Data about app and page elements:
+ + + +

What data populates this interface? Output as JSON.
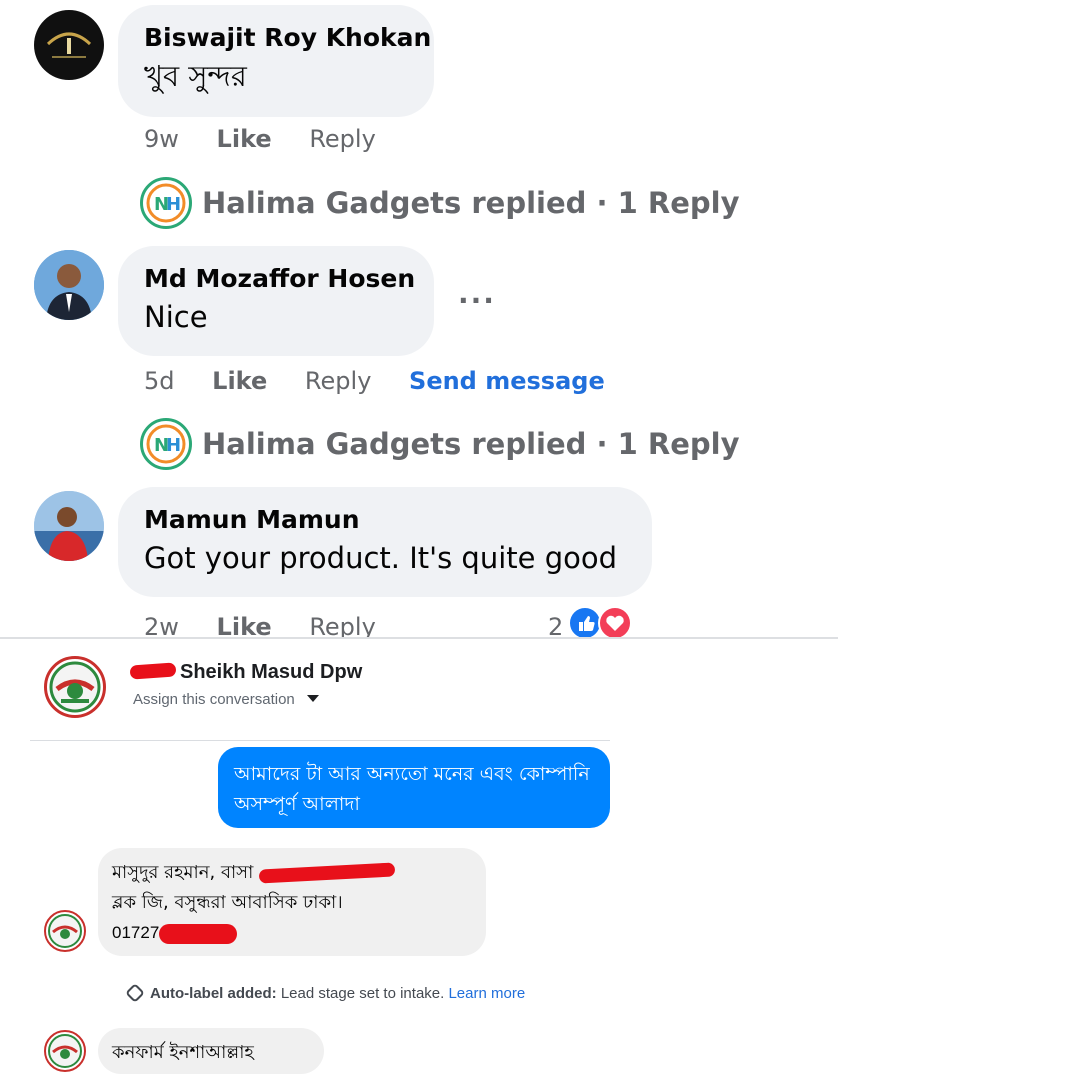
{
  "comments": [
    {
      "author": "Biswajit Roy Khokan",
      "text": "খুব সুন্দর",
      "time": "9w",
      "like": "Like",
      "reply": "Reply",
      "replies_summary": "Halima Gadgets replied · 1 Reply"
    },
    {
      "author": "Md Mozaffor Hosen",
      "text": "Nice",
      "time": "5d",
      "like": "Like",
      "reply": "Reply",
      "send_message": "Send message",
      "more": "···",
      "replies_summary": "Halima Gadgets replied · 1 Reply"
    },
    {
      "author": "Mamun Mamun",
      "text": "Got your product. It's quite good",
      "time": "2w",
      "like": "Like",
      "reply": "Reply",
      "reaction_count": "2"
    }
  ],
  "reactions": {
    "like_color": "#1877f2",
    "love_color": "#f33e58"
  },
  "messenger": {
    "contact_name": "Sheikh Masud Dpw",
    "assign_label": "Assign this conversation",
    "outgoing": "আমাদের টা আর অন্যতো মনের এবং কোম্পানি অসম্পূর্ণ আলাদা",
    "incoming_address_line1": "মাসুদুর রহমান, বাসা",
    "incoming_address_line2": "ব্লক জি, বসুন্ধরা আবাসিক ঢাকা।",
    "incoming_phone": "01727",
    "auto_label_prefix": "Auto-label added:",
    "auto_label_text": "Lead stage set to intake.",
    "learn_more": "Learn more",
    "last_message": "কনফার্ম ইনশাআল্লাহ"
  },
  "colors": {
    "bubble_bg": "#f0f2f5",
    "meta": "#65676b",
    "link": "#216fdb",
    "outgoing_bubble": "#0084ff",
    "redaction": "#e8101a"
  }
}
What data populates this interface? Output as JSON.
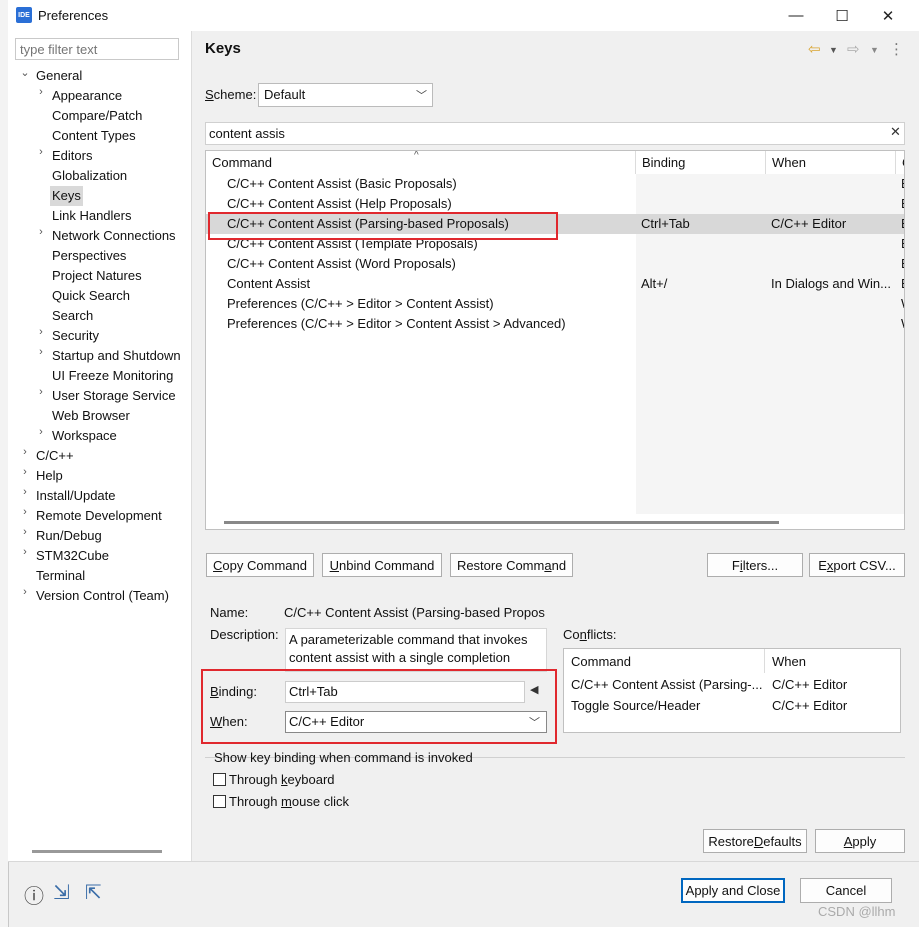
{
  "window": {
    "title": "Preferences",
    "app_icon_text": "IDE",
    "minimize": "—",
    "maximize": "☐",
    "close": "✕"
  },
  "filter": {
    "placeholder": "type filter text"
  },
  "tree": [
    {
      "label": "General",
      "level": 0,
      "twisty": "expanded"
    },
    {
      "label": "Appearance",
      "level": 1,
      "twisty": "collapsed"
    },
    {
      "label": "Compare/Patch",
      "level": 1,
      "twisty": "none"
    },
    {
      "label": "Content Types",
      "level": 1,
      "twisty": "none"
    },
    {
      "label": "Editors",
      "level": 1,
      "twisty": "collapsed"
    },
    {
      "label": "Globalization",
      "level": 1,
      "twisty": "none"
    },
    {
      "label": "Keys",
      "level": 1,
      "twisty": "none",
      "selected": true
    },
    {
      "label": "Link Handlers",
      "level": 1,
      "twisty": "none"
    },
    {
      "label": "Network Connections",
      "level": 1,
      "twisty": "collapsed"
    },
    {
      "label": "Perspectives",
      "level": 1,
      "twisty": "none"
    },
    {
      "label": "Project Natures",
      "level": 1,
      "twisty": "none"
    },
    {
      "label": "Quick Search",
      "level": 1,
      "twisty": "none"
    },
    {
      "label": "Search",
      "level": 1,
      "twisty": "none"
    },
    {
      "label": "Security",
      "level": 1,
      "twisty": "collapsed"
    },
    {
      "label": "Startup and Shutdown",
      "level": 1,
      "twisty": "collapsed"
    },
    {
      "label": "UI Freeze Monitoring",
      "level": 1,
      "twisty": "none"
    },
    {
      "label": "User Storage Service",
      "level": 1,
      "twisty": "collapsed"
    },
    {
      "label": "Web Browser",
      "level": 1,
      "twisty": "none"
    },
    {
      "label": "Workspace",
      "level": 1,
      "twisty": "collapsed"
    },
    {
      "label": "C/C++",
      "level": 0,
      "twisty": "collapsed"
    },
    {
      "label": "Help",
      "level": 0,
      "twisty": "collapsed"
    },
    {
      "label": "Install/Update",
      "level": 0,
      "twisty": "collapsed"
    },
    {
      "label": "Remote Development",
      "level": 0,
      "twisty": "collapsed"
    },
    {
      "label": "Run/Debug",
      "level": 0,
      "twisty": "collapsed"
    },
    {
      "label": "STM32Cube",
      "level": 0,
      "twisty": "collapsed"
    },
    {
      "label": "Terminal",
      "level": 0,
      "twisty": "none"
    },
    {
      "label": "Version Control (Team)",
      "level": 0,
      "twisty": "collapsed"
    }
  ],
  "page": {
    "title": "Keys"
  },
  "scheme": {
    "label_pre": "",
    "label_u": "S",
    "label_post": "cheme:",
    "value": "Default"
  },
  "search": {
    "value": "content assis"
  },
  "table": {
    "headers": [
      "Command",
      "Binding",
      "When",
      "C"
    ],
    "rows": [
      {
        "command": "C/C++ Content Assist (Basic Proposals)",
        "binding": "",
        "when": "",
        "cat": "E"
      },
      {
        "command": "C/C++ Content Assist (Help Proposals)",
        "binding": "",
        "when": "",
        "cat": "E"
      },
      {
        "command": "C/C++ Content Assist (Parsing-based Proposals)",
        "binding": "Ctrl+Tab",
        "when": "C/C++ Editor",
        "cat": "E"
      },
      {
        "command": "C/C++ Content Assist (Template Proposals)",
        "binding": "",
        "when": "",
        "cat": "E"
      },
      {
        "command": "C/C++ Content Assist (Word Proposals)",
        "binding": "",
        "when": "",
        "cat": "E"
      },
      {
        "command": "Content Assist",
        "binding": "Alt+/",
        "when": "In Dialogs and Win...",
        "cat": "E"
      },
      {
        "command": "Preferences (C/C++ > Editor > Content Assist)",
        "binding": "",
        "when": "",
        "cat": "W"
      },
      {
        "command": "Preferences (C/C++ > Editor > Content Assist > Advanced)",
        "binding": "",
        "when": "",
        "cat": "W"
      }
    ]
  },
  "buttons": {
    "copy": {
      "pre": "",
      "u": "C",
      "post": "opy Command"
    },
    "unbind": {
      "pre": "",
      "u": "U",
      "post": "nbind Command"
    },
    "restore": {
      "pre": "Restore Comm",
      "u": "a",
      "post": "nd"
    },
    "filters": {
      "pre": "F",
      "u": "i",
      "post": "lters..."
    },
    "export": {
      "pre": "E",
      "u": "x",
      "post": "port CSV..."
    },
    "restore_defaults": {
      "pre": "Restore ",
      "u": "D",
      "post": "efaults"
    },
    "apply": {
      "pre": "",
      "u": "A",
      "post": "pply"
    },
    "apply_close": "Apply and Close",
    "cancel": "Cancel"
  },
  "details": {
    "name_label": "Name:",
    "name_value": "C/C++ Content Assist (Parsing-based Propos",
    "description_label": "Description:",
    "description_value": "A parameterizable command that invokes content assist with a single completion proposal category",
    "binding_label_u": "B",
    "binding_label_post": "inding:",
    "binding_value": "Ctrl+Tab",
    "binding_button": "◀",
    "when_label_u": "W",
    "when_label_post": "hen:",
    "when_value": "C/C++ Editor"
  },
  "conflicts": {
    "label_pre": "Co",
    "label_u": "n",
    "label_post": "flicts:",
    "headers": [
      "Command",
      "When"
    ],
    "rows": [
      {
        "command": "C/C++ Content Assist (Parsing-...",
        "when": "C/C++ Editor"
      },
      {
        "command": "Toggle Source/Header",
        "when": "C/C++ Editor"
      }
    ]
  },
  "showkey": {
    "title": "Show key binding when command is invoked",
    "keyboard": {
      "pre": "Through ",
      "u": "k",
      "post": "eyboard"
    },
    "mouse": {
      "pre": "Through ",
      "u": "m",
      "post": "ouse click"
    }
  },
  "watermark": "CSDN @llhm",
  "colors": {
    "highlight": "#e0282e",
    "accent": "#0067c0"
  }
}
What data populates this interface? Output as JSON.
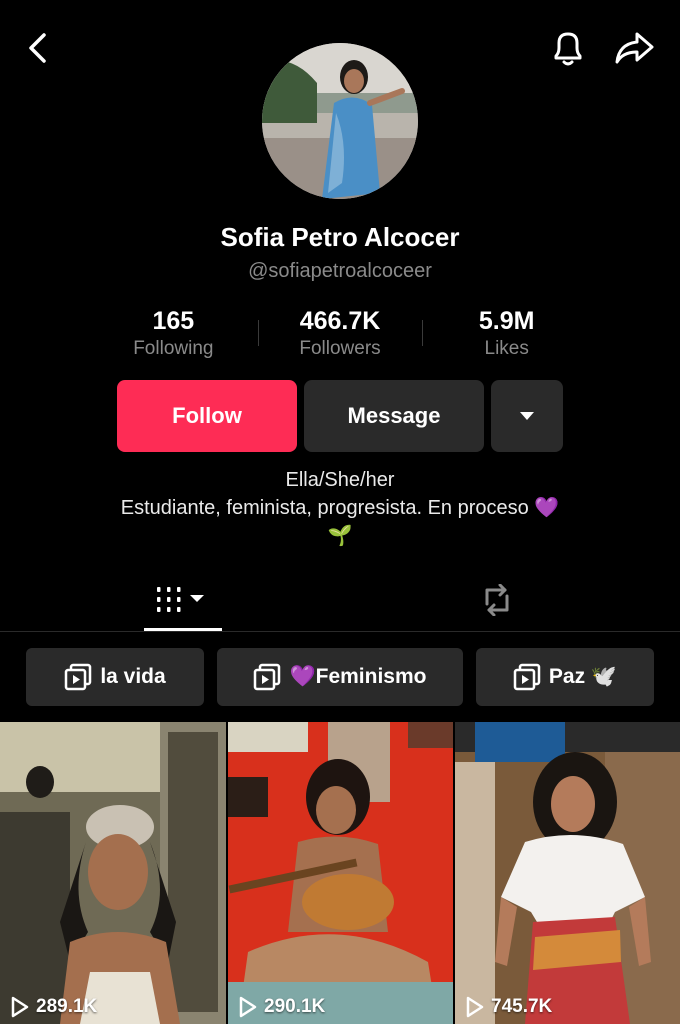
{
  "profile": {
    "name": "Sofia Petro Alcocer",
    "handle": "@sofiapetroalcoceer"
  },
  "stats": [
    {
      "value": "165",
      "label": "Following"
    },
    {
      "value": "466.7K",
      "label": "Followers"
    },
    {
      "value": "5.9M",
      "label": "Likes"
    }
  ],
  "actions": {
    "follow_label": "Follow",
    "message_label": "Message"
  },
  "bio": {
    "line1": "Ella/She/her",
    "line2": "Estudiante, feminista, progresista. En proceso 💜",
    "line3": "🌱"
  },
  "playlists": [
    {
      "label": "la vida"
    },
    {
      "label": "💜Feminismo"
    },
    {
      "label": "Paz 🕊️"
    }
  ],
  "videos": [
    {
      "views": "289.1K"
    },
    {
      "views": "290.1K"
    },
    {
      "views": "745.7K"
    }
  ],
  "colors": {
    "accent": "#fe2c55",
    "button_dark": "#2a2a2a",
    "muted_text": "#8a8a8a"
  }
}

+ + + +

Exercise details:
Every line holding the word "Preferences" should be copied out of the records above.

Task answer:
    "title": "Preferences",
        "command": "Preferences (C/C++ > Editor > Content Assist)",
        "command": "Preferences (C/C++ > Editor > Content Assist > Advanced)",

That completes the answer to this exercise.